North Korea has conducted no tests since late 2017, when there were months of growing tensions marked by nuclear and missile tests, fresh sanctions and threats of “total destruction”.

A recent report by Stanford University’s Centre for International Security and Cooperation said North Korea appears to have produced enough bomb fuel in the past year to add as many as seven nuclear weapons to its arsenal.

On Thursday, Trump said Kim promised him there would be no resumption of North Korea’s missile testing.

Before the summit, North Korea warned it faced a food shortfall of around 1.4 million tonnes this year, highlighting the importance that lifting the economic sanctions would have on the country.

“North Korea’s domestic mentioning of wanting a better economy isn’t just a facade. They really mean it and getting rid of sanctions is a big deal for them,” Ben Young, a North Korea analyst and historian, told Al Jazeera. 


“Kim wants to fashion himself as an economic reformer of sorts. Lifting of sanctions was thus imperative but they were simply asking for too much.”

Blow to South Korea

The stalemate is a big setback for South Korea as well, which was not only looking towards the talks to help end the Korean tensions but also revive inter-Korean trade.

South Korean President Moon Jae-in and Kim met three times last year as relations between Seoul and Pyongyang improved considerably. Last August, the two sides also allowed brief reunions of selected family members separated by the Korean War.

Kim and Moon had also agreed to take steps to reduce military threats.

With Seoul being a key partner in the US’s drive towards North Korea’s denuclearisation, Trump spoke to Moon on Thursday following his departure from Vietnam.

According to a Blue House statement, the South Korean president also offered to meet his US counterpart for an “in-depth consultation”.

“This is a big blow to South Korea, which was hoping to resume economic cooperation with North Korea and also to end the Korean War,” added Lami, who is also a lecturer at the Department of Politics and Public Administration at the University of Hong Kong. 

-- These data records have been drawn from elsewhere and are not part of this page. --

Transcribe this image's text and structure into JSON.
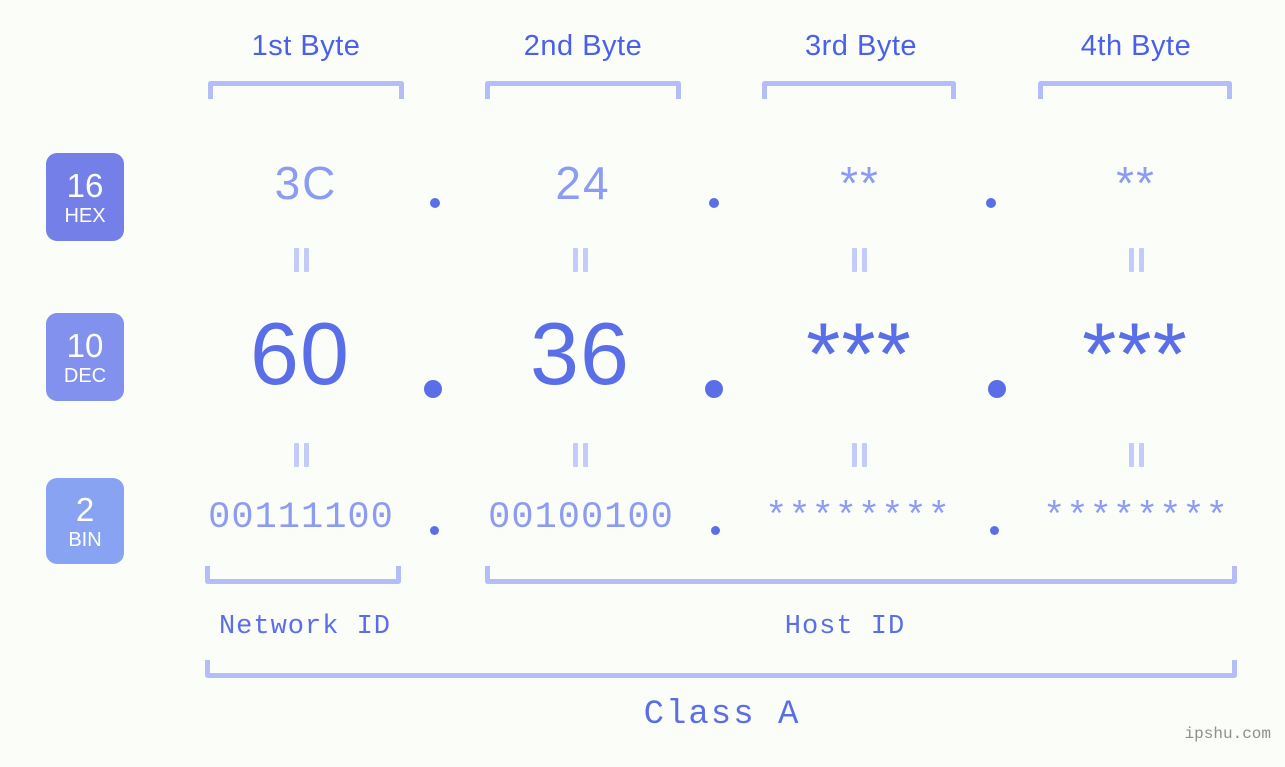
{
  "page": {
    "background_color": "#fbfdf8",
    "accent_color": "#5a6ee8",
    "light_accent_color": "#b4bdf8",
    "muted_value_color": "#8d9cf3"
  },
  "byte_headers": [
    {
      "label": "1st Byte"
    },
    {
      "label": "2nd Byte"
    },
    {
      "label": "3rd Byte"
    },
    {
      "label": "4th Byte"
    }
  ],
  "rows": [
    {
      "id": "hex",
      "badge_number": "16",
      "badge_name": "HEX",
      "badge_color": "#7480e8",
      "values": [
        "3C",
        "24",
        "**",
        "**"
      ],
      "separator": "."
    },
    {
      "id": "dec",
      "badge_number": "10",
      "badge_name": "DEC",
      "badge_color": "#8291ee",
      "values": [
        "60",
        "36",
        "***",
        "***"
      ],
      "separator": "."
    },
    {
      "id": "bin",
      "badge_number": "2",
      "badge_name": "BIN",
      "badge_color": "#88a3f2",
      "values": [
        "00111100",
        "00100100",
        "********",
        "********"
      ],
      "separator": "."
    }
  ],
  "equals_symbol": "=",
  "segments": [
    {
      "label": "Network ID"
    },
    {
      "label": "Host ID"
    }
  ],
  "class": {
    "label": "Class A"
  },
  "watermark": {
    "text": "ipshu.com"
  }
}
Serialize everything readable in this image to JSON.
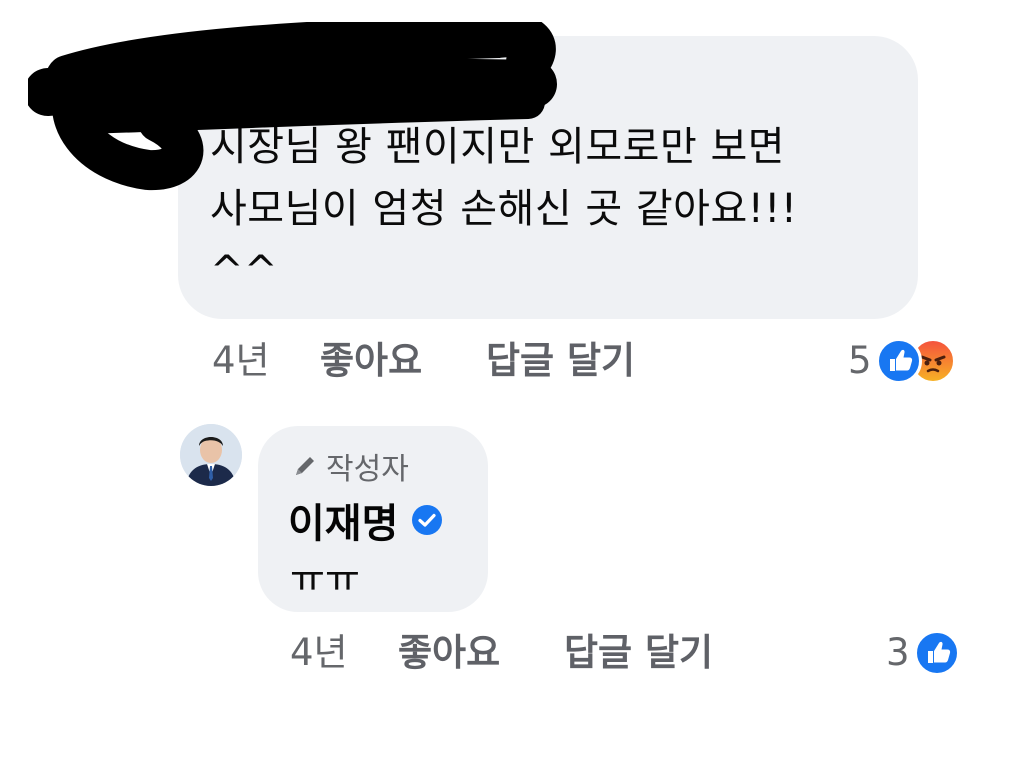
{
  "comment_1": {
    "text_lines": [
      "시장님 왕 팬이지만 외모로만 보면",
      "사모님이 엄청 손해신 곳 같아요!!!",
      "^^"
    ],
    "time": "4년",
    "like_label": "좋아요",
    "reply_label": "답글 달기",
    "reaction_count": "5",
    "reaction_icons": [
      "like-icon",
      "angry-icon"
    ]
  },
  "comment_2": {
    "author_badge": "작성자",
    "author_name": "이재명",
    "text": "ㅠㅠ",
    "time": "4년",
    "like_label": "좋아요",
    "reply_label": "답글 달기",
    "reaction_count": "3",
    "reaction_icons": [
      "like-icon"
    ]
  },
  "colors": {
    "bubble_bg": "#eff1f4",
    "meta_text": "#65676b",
    "like_blue": "#1877f2",
    "redaction": "#000000"
  }
}
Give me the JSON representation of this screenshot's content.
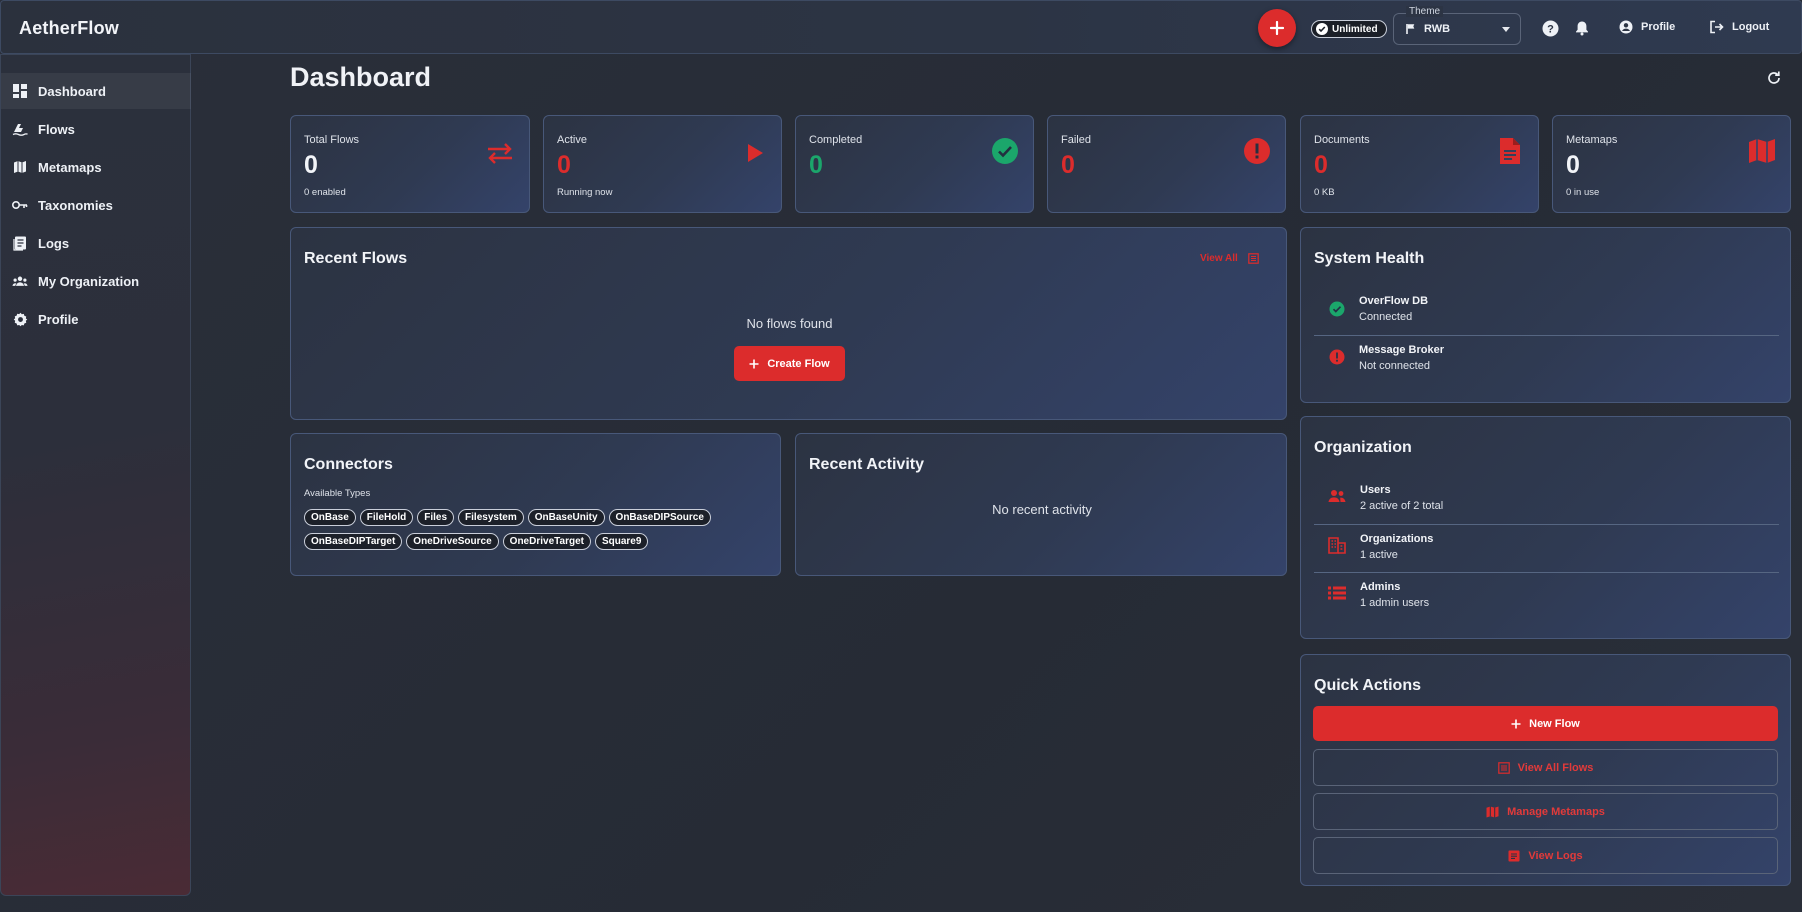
{
  "app": {
    "title": "AetherFlow",
    "unlimited_label": "Unlimited",
    "theme_label": "Theme",
    "theme_value": "RWB",
    "profile_label": "Profile",
    "logout_label": "Logout",
    "accent_color": "#dc2c2c",
    "success_color": "#1ba66b"
  },
  "sidebar": {
    "items": [
      {
        "label": "Dashboard",
        "icon": "dashboard-icon"
      },
      {
        "label": "Flows",
        "icon": "flows-icon"
      },
      {
        "label": "Metamaps",
        "icon": "map-icon"
      },
      {
        "label": "Taxonomies",
        "icon": "key-icon"
      },
      {
        "label": "Logs",
        "icon": "logs-icon"
      },
      {
        "label": "My Organization",
        "icon": "group-icon"
      },
      {
        "label": "Profile",
        "icon": "gear-icon"
      }
    ]
  },
  "page": {
    "title": "Dashboard"
  },
  "stats": [
    {
      "label": "Total Flows",
      "value": "0",
      "sub": "0 enabled",
      "icon": "swap-icon"
    },
    {
      "label": "Active",
      "value": "0",
      "sub": "Running now",
      "icon": "play-icon"
    },
    {
      "label": "Completed",
      "value": "0",
      "sub": "",
      "icon": "check-circle-icon"
    },
    {
      "label": "Failed",
      "value": "0",
      "sub": "",
      "icon": "error-icon"
    },
    {
      "label": "Documents",
      "value": "0",
      "sub": "0 KB",
      "icon": "document-icon"
    },
    {
      "label": "Metamaps",
      "value": "0",
      "sub": "0 in use",
      "icon": "map-icon"
    }
  ],
  "recent_flows": {
    "title": "Recent Flows",
    "view_all": "View All",
    "empty": "No flows found",
    "create_button": "Create Flow"
  },
  "connectors": {
    "title": "Connectors",
    "subtitle": "Available Types",
    "types": [
      "OnBase",
      "FileHold",
      "Files",
      "Filesystem",
      "OnBaseUnity",
      "OnBaseDIPSource",
      "OnBaseDIPTarget",
      "OneDriveSource",
      "OneDriveTarget",
      "Square9"
    ]
  },
  "recent_activity": {
    "title": "Recent Activity",
    "empty": "No recent activity"
  },
  "system_health": {
    "title": "System Health",
    "items": [
      {
        "name": "OverFlow DB",
        "status": "Connected",
        "state": "ok"
      },
      {
        "name": "Message Broker",
        "status": "Not connected",
        "state": "error"
      }
    ]
  },
  "organization": {
    "title": "Organization",
    "items": [
      {
        "name": "Users",
        "detail": "2 active of 2 total",
        "icon": "users-icon"
      },
      {
        "name": "Organizations",
        "detail": "1 active",
        "icon": "building-icon"
      },
      {
        "name": "Admins",
        "detail": "1 admin users",
        "icon": "admin-list-icon"
      }
    ]
  },
  "quick_actions": {
    "title": "Quick Actions",
    "new_flow": "New Flow",
    "view_all_flows": "View All Flows",
    "manage_metamaps": "Manage Metamaps",
    "view_logs": "View Logs"
  }
}
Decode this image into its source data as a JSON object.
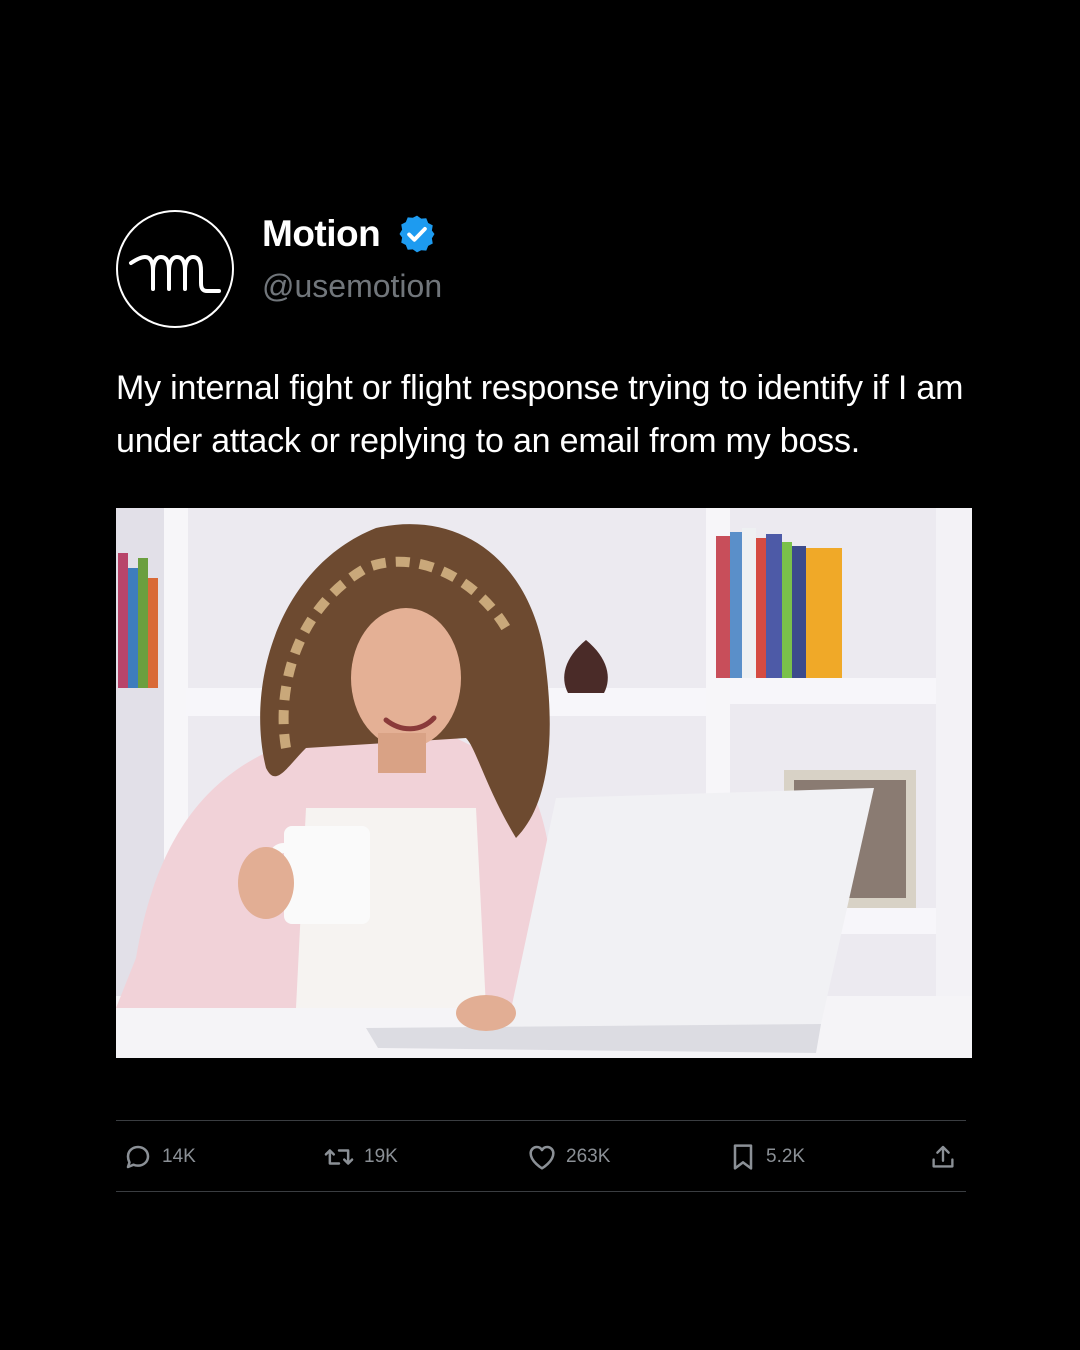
{
  "account": {
    "display_name": "Motion",
    "handle": "@usemotion",
    "verified_color": "#1d9bf0"
  },
  "tweet": {
    "text": "My internal fight or flight response trying to identify if I am under attack or replying to an email from my boss."
  },
  "media": {
    "description_icon": "photo"
  },
  "actions": {
    "reply": {
      "icon": "reply-icon",
      "count": "14K"
    },
    "retweet": {
      "icon": "retweet-icon",
      "count": "19K"
    },
    "like": {
      "icon": "heart-icon",
      "count": "263K"
    },
    "bookmark": {
      "icon": "bookmark-icon",
      "count": "5.2K"
    },
    "share": {
      "icon": "share-icon"
    }
  },
  "colors": {
    "background": "#000000",
    "text_primary": "#ffffff",
    "text_secondary": "#71767b",
    "divider": "#3a3d41"
  }
}
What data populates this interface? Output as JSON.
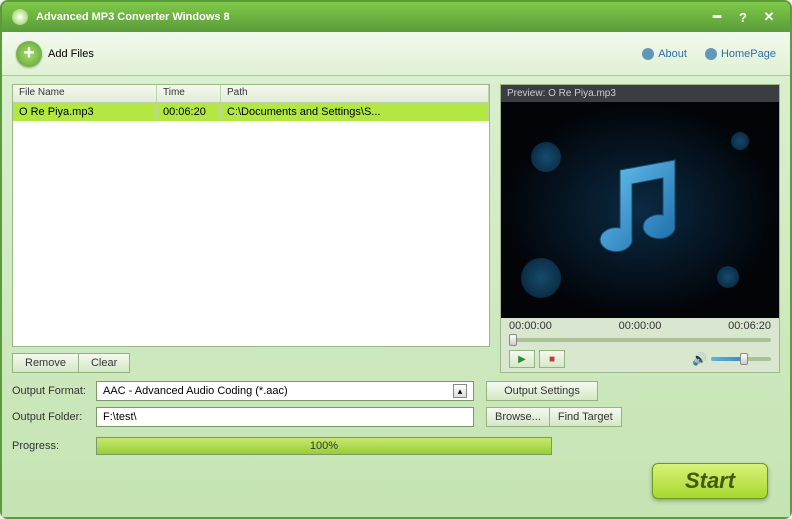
{
  "titlebar": {
    "title": "Advanced MP3 Converter Windows 8"
  },
  "toolbar": {
    "addFiles": "Add Files",
    "about": "About",
    "homePage": "HomePage"
  },
  "table": {
    "headers": {
      "fileName": "File Name",
      "time": "Time",
      "path": "Path"
    },
    "row": {
      "fileName": "O Re Piya.mp3",
      "time": "00:06:20",
      "path": "C:\\Documents and Settings\\S..."
    }
  },
  "buttons": {
    "remove": "Remove",
    "clear": "Clear",
    "browse": "Browse...",
    "findTarget": "Find Target",
    "outputSettings": "Output Settings",
    "start": "Start"
  },
  "preview": {
    "label": "Preview:  O Re Piya.mp3",
    "time1": "00:00:00",
    "time2": "00:00:00",
    "time3": "00:06:20"
  },
  "settings": {
    "outputFormatLbl": "Output Format:",
    "outputFormatVal": "AAC - Advanced Audio Coding (*.aac)",
    "outputFolderLbl": "Output Folder:",
    "outputFolderVal": "F:\\test\\",
    "progressLbl": "Progress:",
    "progressVal": "100%"
  }
}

“President Moon will keep trying to mediate between the US and North Korea, but I think what will happen depends on how much concession on the denuclearisation front Kim will make.

“It is a stalemate but hopefully the two sides [the US and North Korea] will continue their negotiations and come up with an agreement. It is really unclear when they will be able to do so.”

Next steps

Neither Trump nor the White House commented on when the next round of talks would take place. The US president is currently in the middle of a domestic turmoil.

The House has voted to overturn his national emergency declaration on the US-Mexico border wall funding issue.

On Wednesday, his former lawyer told Congress the US president was “a racist”, “conman” and a “cheat”. Those headlines may have proved to be distractions for Trump in Hanoi, but it may also mean that internal discussions on how to move ahead with the US-North Korea relations could be put on the backburner.

A similar move could also be seen from Pyongyang’s side, according to Young.

“My worry is that the North Korean leadership is now going to wait to see the results of next year’s elections. If a Democrat wins that, we will be back to square one because they have a nasty habit of taking an opposite stance to Trump.

“Time is on North Korea’s side.”

And while Trump flew back to Washington straight after the press conference at his hotel, the North Korean leader opted to stay in Vietnam for a “goodwill visit”.

Earlier this week, North Korean officials visited some hi-tech factories and a tourist site in Vietnam prior to the two-day talks.

The moves could imply that Kim, and his delegation, hope to leave Vietnam with some deals and hope for the future – even if it’s not in the manner they wanted.

Source: Al Jazeera